■ TASK: Examine each line of the listing below. Copy those in which the string "glyph" appears.

■ EXCERPTED DATA:
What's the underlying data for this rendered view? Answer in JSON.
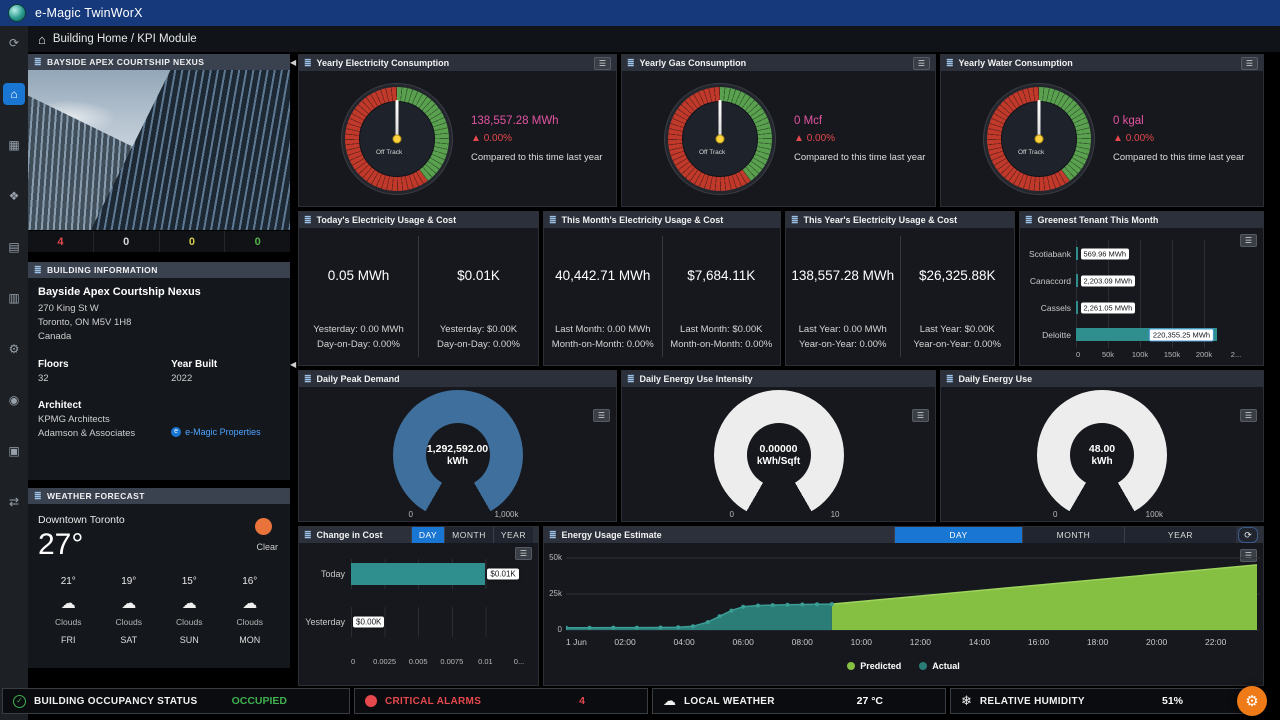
{
  "app": {
    "title": "e-Magic TwinWorX"
  },
  "breadcrumb": {
    "text": "Building Home / KPI Module"
  },
  "icons": {
    "panel": "≣",
    "menu": "☰",
    "home": "⌂",
    "cloud": "☁",
    "gear": "⚙",
    "check": "✓",
    "humidity": "❄",
    "refresh": "⟳",
    "up": "▲",
    "collapse": "◀",
    "link_dot": "e"
  },
  "colors": {
    "accent_blue": "#1976d2",
    "teal_bar": "#2f8f8f",
    "donut_fill": "#3f6f9c",
    "pink_value": "#e255a1",
    "delta_red": "#e5484d",
    "predicted_green": "#86c042",
    "actual_teal": "#2b7d78",
    "occupied_green": "#3faf4f",
    "fab_orange": "#ee7b18"
  },
  "sidebar": {
    "items": [
      {
        "name": "account",
        "glyph": "⟳",
        "active": false
      },
      {
        "name": "home",
        "glyph": "⌂",
        "active": true
      },
      {
        "name": "buildings",
        "glyph": "▦",
        "active": false
      },
      {
        "name": "integrations",
        "glyph": "❖",
        "active": false
      },
      {
        "name": "tasks",
        "glyph": "▤",
        "active": false
      },
      {
        "name": "analytics",
        "glyph": "▥",
        "active": false
      },
      {
        "name": "settings",
        "glyph": "⚙",
        "active": false
      },
      {
        "name": "alarms",
        "glyph": "◉",
        "active": false
      },
      {
        "name": "schedule",
        "glyph": "▣",
        "active": false
      },
      {
        "name": "reports",
        "glyph": "⇄",
        "active": false
      }
    ]
  },
  "building_card": {
    "header": "BAYSIDE APEX COURTSHIP NEXUS",
    "counts": [
      {
        "value": "4",
        "color": "#e5484d"
      },
      {
        "value": "0",
        "color": "#d8d8d8"
      },
      {
        "value": "0",
        "color": "#d8c84a"
      },
      {
        "value": "0",
        "color": "#52b24c"
      }
    ]
  },
  "building_info": {
    "header": "BUILDING INFORMATION",
    "name": "Bayside Apex Courtship Nexus",
    "address1": "270 King St W",
    "address2": "Toronto, ON M5V 1H8",
    "country": "Canada",
    "floors_label": "Floors",
    "floors_value": "32",
    "year_built_label": "Year Built",
    "year_built_value": "2022",
    "architect_label": "Architect",
    "architect_line1": "KPMG Architects",
    "architect_line2": "Adamson & Associates",
    "link_label": "e-Magic Properties"
  },
  "weather": {
    "header": "WEATHER FORECAST",
    "location": "Downtown Toronto",
    "temp": "27°",
    "condition": "Clear",
    "forecast": [
      {
        "temp": "21°",
        "condition": "Clouds",
        "day": "FRI"
      },
      {
        "temp": "19°",
        "condition": "Clouds",
        "day": "SAT"
      },
      {
        "temp": "15°",
        "condition": "Clouds",
        "day": "SUN"
      },
      {
        "temp": "16°",
        "condition": "Clouds",
        "day": "MON"
      }
    ]
  },
  "gauges": [
    {
      "title": "Yearly Electricity Consumption",
      "status": "Off Track",
      "value": "138,557.28 MWh",
      "delta": "0.00%",
      "note": "Compared to this time last year"
    },
    {
      "title": "Yearly Gas Consumption",
      "status": "Off Track",
      "value": "0 Mcf",
      "delta": "0.00%",
      "note": "Compared to this time last year"
    },
    {
      "title": "Yearly Water Consumption",
      "status": "Off Track",
      "value": "0 kgal",
      "delta": "0.00%",
      "note": "Compared to this time last year"
    }
  ],
  "usage_panels": [
    {
      "title": "Today's Electricity Usage & Cost",
      "usage_value": "0.05 MWh",
      "usage_line1": "Yesterday: 0.00 MWh",
      "usage_line2": "Day-on-Day: 0.00%",
      "cost_value": "$0.01K",
      "cost_line1": "Yesterday: $0.00K",
      "cost_line2": "Day-on-Day: 0.00%"
    },
    {
      "title": "This Month's Electricity Usage & Cost",
      "usage_value": "40,442.71 MWh",
      "usage_line1": "Last Month: 0.00 MWh",
      "usage_line2": "Month-on-Month: 0.00%",
      "cost_value": "$7,684.11K",
      "cost_line1": "Last Month: $0.00K",
      "cost_line2": "Month-on-Month: 0.00%"
    },
    {
      "title": "This Year's Electricity Usage & Cost",
      "usage_value": "138,557.28 MWh",
      "usage_line1": "Last Year: 0.00 MWh",
      "usage_line2": "Year-on-Year: 0.00%",
      "cost_value": "$26,325.88K",
      "cost_line1": "Last Year: $0.00K",
      "cost_line2": "Year-on-Year: 0.00%"
    }
  ],
  "greenest": {
    "title": "Greenest Tenant This Month",
    "chart": {
      "type": "bar",
      "orientation": "horizontal",
      "categories": [
        "Scotiabank",
        "Canaccord",
        "Cassels",
        "Deloitte"
      ],
      "values": [
        569.96,
        2203.09,
        2261.05,
        220355.25
      ],
      "labels": [
        "569.96 MWh",
        "2,203.09 MWh",
        "2,261.05 MWh",
        "220,355.25 MWh"
      ],
      "xmax": 250000,
      "xtick_values": [
        0,
        50000,
        100000,
        150000,
        200000,
        250000
      ],
      "xticks": [
        "0",
        "50k",
        "100k",
        "150k",
        "200k",
        "2..."
      ]
    }
  },
  "donut_gauges": [
    {
      "title": "Daily Peak Demand",
      "value": "1,292,592.00",
      "unit": "kWh",
      "min": "0",
      "max": "1,000k",
      "fill_fraction": 1
    },
    {
      "title": "Daily Energy Use Intensity",
      "value": "0.00000",
      "unit": "kWh/Sqft",
      "min": "0",
      "max": "10",
      "fill_fraction": 0
    },
    {
      "title": "Daily Energy Use",
      "value": "48.00",
      "unit": "kWh",
      "min": "0",
      "max": "100k",
      "fill_fraction": 0.0005
    }
  ],
  "change_in_cost": {
    "title": "Change in Cost",
    "tabs": [
      "DAY",
      "MONTH",
      "YEAR"
    ],
    "active_tab": "DAY",
    "chart": {
      "type": "bar",
      "orientation": "horizontal",
      "categories": [
        "Today",
        "Yesterday"
      ],
      "values": [
        0.01,
        0
      ],
      "labels": [
        "$0.01K",
        "$0.00K"
      ],
      "xmax": 0.0125,
      "xtick_values": [
        0,
        0.0025,
        0.005,
        0.0075,
        0.01,
        0.0125
      ],
      "xticks": [
        "0",
        "0.0025",
        "0.005",
        "0.0075",
        "0.01",
        "0..."
      ]
    }
  },
  "energy_estimate": {
    "title": "Energy Usage Estimate",
    "tabs": [
      "DAY",
      "MONTH",
      "YEAR"
    ],
    "active_tab": "DAY",
    "legend": [
      "Predicted",
      "Actual"
    ],
    "chart": {
      "type": "area",
      "ymax": 50000,
      "ygrid_values": [
        0,
        25000,
        50000
      ],
      "yticks": [
        "0",
        "25k",
        "50k"
      ],
      "x_range": [
        0,
        23.5
      ],
      "xtick_hours": [
        0,
        2,
        4,
        6,
        8,
        10,
        12,
        14,
        16,
        18,
        20,
        22
      ],
      "xticks": [
        "1 Jun",
        "02:00",
        "04:00",
        "06:00",
        "08:00",
        "10:00",
        "12:00",
        "14:00",
        "16:00",
        "18:00",
        "20:00",
        "22:00"
      ],
      "series": [
        {
          "name": "Predicted",
          "color": "#86c042",
          "line": "#9ed45e",
          "dots": false,
          "x": [
            9.0,
            23.4
          ],
          "y": [
            18000,
            45200
          ]
        },
        {
          "name": "Actual",
          "color": "#2b7d78",
          "line": "#3a9e96",
          "dots": true,
          "x": [
            0,
            0.8,
            1.6,
            2.4,
            3.2,
            3.8,
            4.3,
            4.8,
            5.2,
            5.6,
            6.0,
            6.5,
            7.0,
            7.5,
            8.0,
            8.5,
            9.0
          ],
          "y": [
            1600,
            1600,
            1650,
            1700,
            1750,
            1900,
            2600,
            5500,
            9500,
            13500,
            16200,
            17000,
            17300,
            17500,
            17700,
            17900,
            18000
          ]
        }
      ]
    }
  },
  "status_bar": [
    {
      "icon": "check-circle",
      "label": "BUILDING OCCUPANCY STATUS",
      "value": "OCCUPIED",
      "label_color": "#f2f2f2",
      "value_color": "#3faf4f"
    },
    {
      "icon": "alarm-dot",
      "label": "CRITICAL ALARMS",
      "value": "4",
      "label_color": "#e5484d",
      "value_color": "#e5484d"
    },
    {
      "icon": "weather-cloud",
      "label": "LOCAL WEATHER",
      "value": "27 °C",
      "label_color": "#f2f2f2",
      "value_color": "#ffffff"
    },
    {
      "icon": "humidity",
      "label": "RELATIVE HUMIDITY",
      "value": "51%",
      "label_color": "#f2f2f2",
      "value_color": "#ffffff"
    }
  ]
}
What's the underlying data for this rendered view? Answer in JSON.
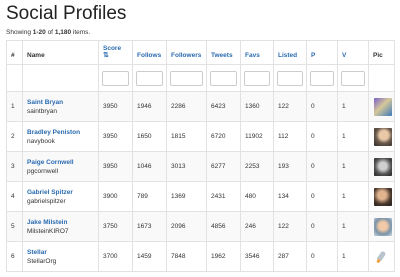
{
  "page": {
    "title": "Social Profiles",
    "summary_prefix": "Showing ",
    "summary_range": "1-20",
    "summary_mid": " of ",
    "summary_total": "1,180",
    "summary_suffix": " items."
  },
  "table": {
    "headers": {
      "num": "#",
      "name": "Name",
      "score": "Score",
      "score_sort_icon": "⇅",
      "follows": "Follows",
      "followers": "Followers",
      "tweets": "Tweets",
      "favs": "Favs",
      "listed": "Listed",
      "p": "P",
      "v": "V",
      "pic": "Pic"
    },
    "rows": [
      {
        "num": "1",
        "name": "Saint Bryan",
        "handle": "saintbryan",
        "score": "3950",
        "follows": "1946",
        "followers": "2286",
        "tweets": "6423",
        "favs": "1360",
        "listed": "122",
        "p": "0",
        "v": "1",
        "pic": "avatar-photo"
      },
      {
        "num": "2",
        "name": "Bradley Peniston",
        "handle": "navybook",
        "score": "3950",
        "follows": "1650",
        "followers": "1815",
        "tweets": "6720",
        "favs": "11902",
        "listed": "112",
        "p": "0",
        "v": "1",
        "pic": "avatar-photo"
      },
      {
        "num": "3",
        "name": "Paige Cornwell",
        "handle": "pgcornwell",
        "score": "3950",
        "follows": "1046",
        "followers": "3013",
        "tweets": "6277",
        "favs": "2253",
        "listed": "193",
        "p": "0",
        "v": "1",
        "pic": "avatar-photo"
      },
      {
        "num": "4",
        "name": "Gabriel Spitzer",
        "handle": "gabrielspitzer",
        "score": "3900",
        "follows": "789",
        "followers": "1369",
        "tweets": "2431",
        "favs": "480",
        "listed": "134",
        "p": "0",
        "v": "1",
        "pic": "avatar-photo"
      },
      {
        "num": "5",
        "name": "Jake Milstein",
        "handle": "MilsteinKIRO7",
        "score": "3750",
        "follows": "1673",
        "followers": "2096",
        "tweets": "4856",
        "favs": "246",
        "listed": "122",
        "p": "0",
        "v": "1",
        "pic": "avatar-photo"
      },
      {
        "num": "6",
        "name": "Stellar",
        "handle": "StellarOrg",
        "score": "3700",
        "follows": "1459",
        "followers": "7848",
        "tweets": "1962",
        "favs": "3546",
        "listed": "287",
        "p": "0",
        "v": "1",
        "pic": "rocket-icon"
      }
    ]
  },
  "colors": {
    "link": "#2a6bb0",
    "stripe": "#f9f9f9",
    "border": "#e2e2e2"
  }
}
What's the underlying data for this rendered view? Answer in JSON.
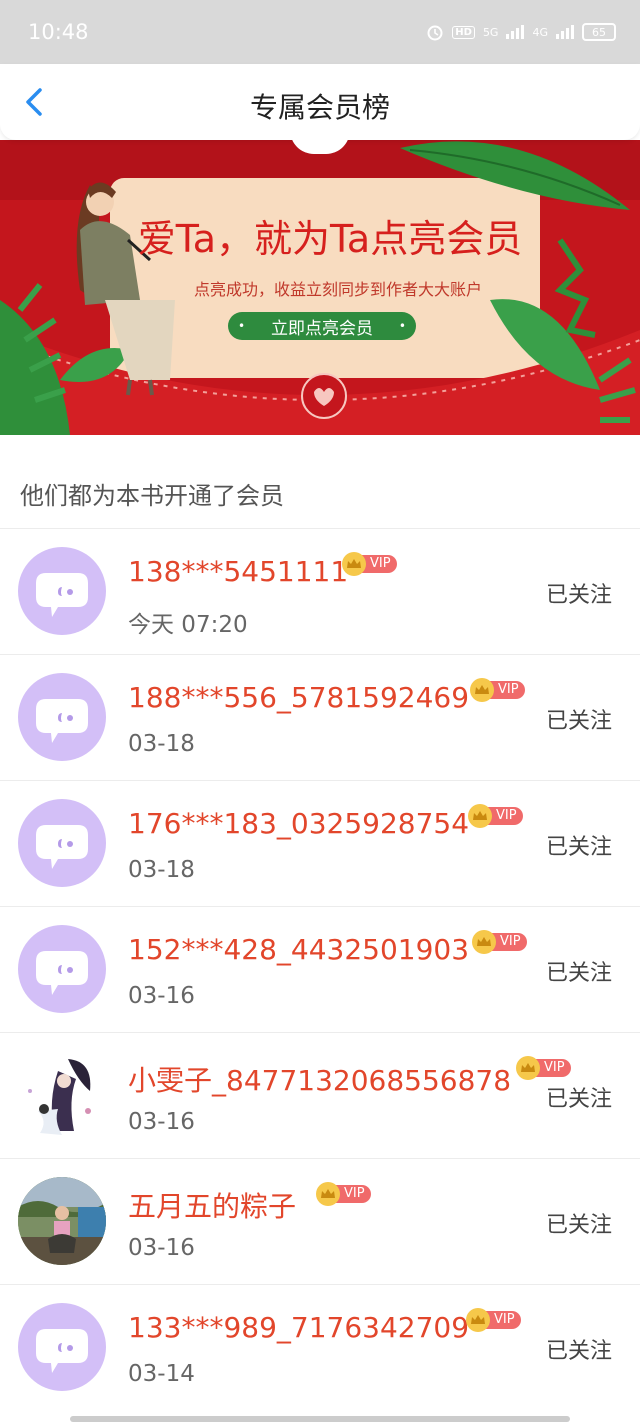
{
  "status_bar": {
    "time": "10:48",
    "hd": "HD",
    "sim1": "5G",
    "sim2": "4G",
    "battery": "65"
  },
  "nav": {
    "title": "专属会员榜",
    "back_icon": "chevron-left-icon"
  },
  "banner": {
    "title": "爱Ta，就为Ta点亮会员",
    "subtitle": "点亮成功，收益立刻同步到作者大大账户",
    "button": "立即点亮会员"
  },
  "section": {
    "title": "他们都为本书开通了会员"
  },
  "vip_label": "VIP",
  "colors": {
    "accent_red": "#e2462b",
    "banner_red": "#c4161d",
    "button_green": "#2e8b3e",
    "avatar_lilac": "#d3bff7"
  },
  "members": [
    {
      "name": "138***5451111",
      "date": "今天  07:20",
      "follow": "已关注",
      "avatar": "default-chat-avatar"
    },
    {
      "name": "188***556_5781592469",
      "date": "03-18",
      "follow": "已关注",
      "avatar": "default-chat-avatar"
    },
    {
      "name": "176***183_0325928754",
      "date": "03-18",
      "follow": "已关注",
      "avatar": "default-chat-avatar"
    },
    {
      "name": "152***428_4432501903",
      "date": "03-16",
      "follow": "已关注",
      "avatar": "default-chat-avatar"
    },
    {
      "name": "小雯子_8477132068556878",
      "date": "03-16",
      "follow": "已关注",
      "avatar": "illustration-avatar"
    },
    {
      "name": "五月五的粽子",
      "date": "03-16",
      "follow": "已关注",
      "avatar": "photo-avatar"
    },
    {
      "name": "133***989_7176342709",
      "date": "03-14",
      "follow": "已关注",
      "avatar": "default-chat-avatar"
    }
  ]
}
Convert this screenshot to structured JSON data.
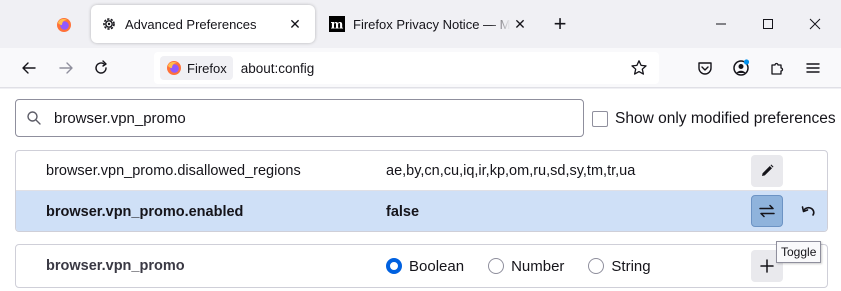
{
  "tabs": {
    "pinned_icon": "firefox-logo",
    "active": {
      "title": "Advanced Preferences",
      "icon": "gear-icon"
    },
    "inactive": {
      "title": "Firefox Privacy Notice — Mozilla",
      "icon": "mozilla-m-logo"
    }
  },
  "window_controls": {
    "minimize": "–",
    "maximize": "□",
    "close": "✕"
  },
  "nav": {
    "identity_label": "Firefox",
    "url": "about:config"
  },
  "search": {
    "value": "browser.vpn_promo"
  },
  "modified_checkbox_label": "Show only modified preferences",
  "preferences": [
    {
      "name": "browser.vpn_promo.disallowed_regions",
      "value": "ae,by,cn,cu,iq,ir,kp,om,ru,sd,sy,tm,tr,ua"
    },
    {
      "name": "browser.vpn_promo.enabled",
      "value": "false"
    }
  ],
  "new_pref": {
    "name": "browser.vpn_promo",
    "types": [
      "Boolean",
      "Number",
      "String"
    ],
    "selected": "Boolean"
  },
  "tooltip": "Toggle",
  "colors": {
    "accent": "#0061e0",
    "selected_row": "#cfe0f7",
    "toggle_button": "#8fb3dc"
  }
}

■ EXERCISE RESULT:
        "glyph": "⟳",
        "glyph": "⌂",
        "glyph": "▦",
        "glyph": "❖",
        "glyph": "▤",
        "glyph": "▥",
        "glyph": "⚙",
        "glyph": "◉",
        "glyph": "▣",
        "glyph": "⇄",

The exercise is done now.